BEGIN Data supplied
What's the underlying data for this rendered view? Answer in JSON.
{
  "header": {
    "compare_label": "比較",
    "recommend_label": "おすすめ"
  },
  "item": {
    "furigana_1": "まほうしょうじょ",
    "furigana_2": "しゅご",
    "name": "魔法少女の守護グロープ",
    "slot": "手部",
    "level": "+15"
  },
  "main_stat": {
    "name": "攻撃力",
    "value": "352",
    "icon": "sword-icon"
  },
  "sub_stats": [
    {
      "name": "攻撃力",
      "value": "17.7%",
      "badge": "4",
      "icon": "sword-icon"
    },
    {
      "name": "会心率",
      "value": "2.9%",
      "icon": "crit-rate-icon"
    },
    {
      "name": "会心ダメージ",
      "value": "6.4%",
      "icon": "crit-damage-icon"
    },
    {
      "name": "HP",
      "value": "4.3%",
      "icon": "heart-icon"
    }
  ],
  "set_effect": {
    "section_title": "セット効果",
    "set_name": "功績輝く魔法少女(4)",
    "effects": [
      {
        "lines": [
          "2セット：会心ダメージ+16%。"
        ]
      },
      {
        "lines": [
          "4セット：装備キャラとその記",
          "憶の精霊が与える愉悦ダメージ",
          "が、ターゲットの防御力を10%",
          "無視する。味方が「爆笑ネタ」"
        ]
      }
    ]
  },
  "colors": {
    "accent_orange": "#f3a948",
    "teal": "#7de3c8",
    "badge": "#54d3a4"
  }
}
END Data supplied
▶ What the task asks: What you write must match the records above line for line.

▶ Response to the task:
What's the underlying data for this rendered view? Answer in JSON.
{
  "header": {
    "compare_label": "比較",
    "recommend_label": "おすすめ"
  },
  "item": {
    "furigana_1": "まほうしょうじょ",
    "furigana_2": "しゅご",
    "name": "魔法少女の守護グロープ",
    "slot": "手部",
    "level": "+15"
  },
  "main_stat": {
    "name": "攻撃力",
    "value": "352",
    "icon": "sword-icon"
  },
  "sub_stats": [
    {
      "name": "攻撃力",
      "value": "17.7%",
      "badge": "4",
      "icon": "sword-icon"
    },
    {
      "name": "会心率",
      "value": "2.9%",
      "icon": "crit-rate-icon"
    },
    {
      "name": "会心ダメージ",
      "value": "6.4%",
      "icon": "crit-damage-icon"
    },
    {
      "name": "HP",
      "value": "4.3%",
      "icon": "heart-icon"
    }
  ],
  "set_effect": {
    "section_title": "セット効果",
    "set_name": "功績輝く魔法少女(4)",
    "effects": [
      {
        "lines": [
          "2セット：会心ダメージ+16%。"
        ]
      },
      {
        "lines": [
          "4セット：装備キャラとその記",
          "憶の精霊が与える愉悦ダメージ",
          "が、ターゲットの防御力を10%",
          "無視する。味方が「爆笑ネタ」"
        ]
      }
    ]
  },
  "colors": {
    "accent_orange": "#f3a948",
    "teal": "#7de3c8",
    "badge": "#54d3a4"
  }
}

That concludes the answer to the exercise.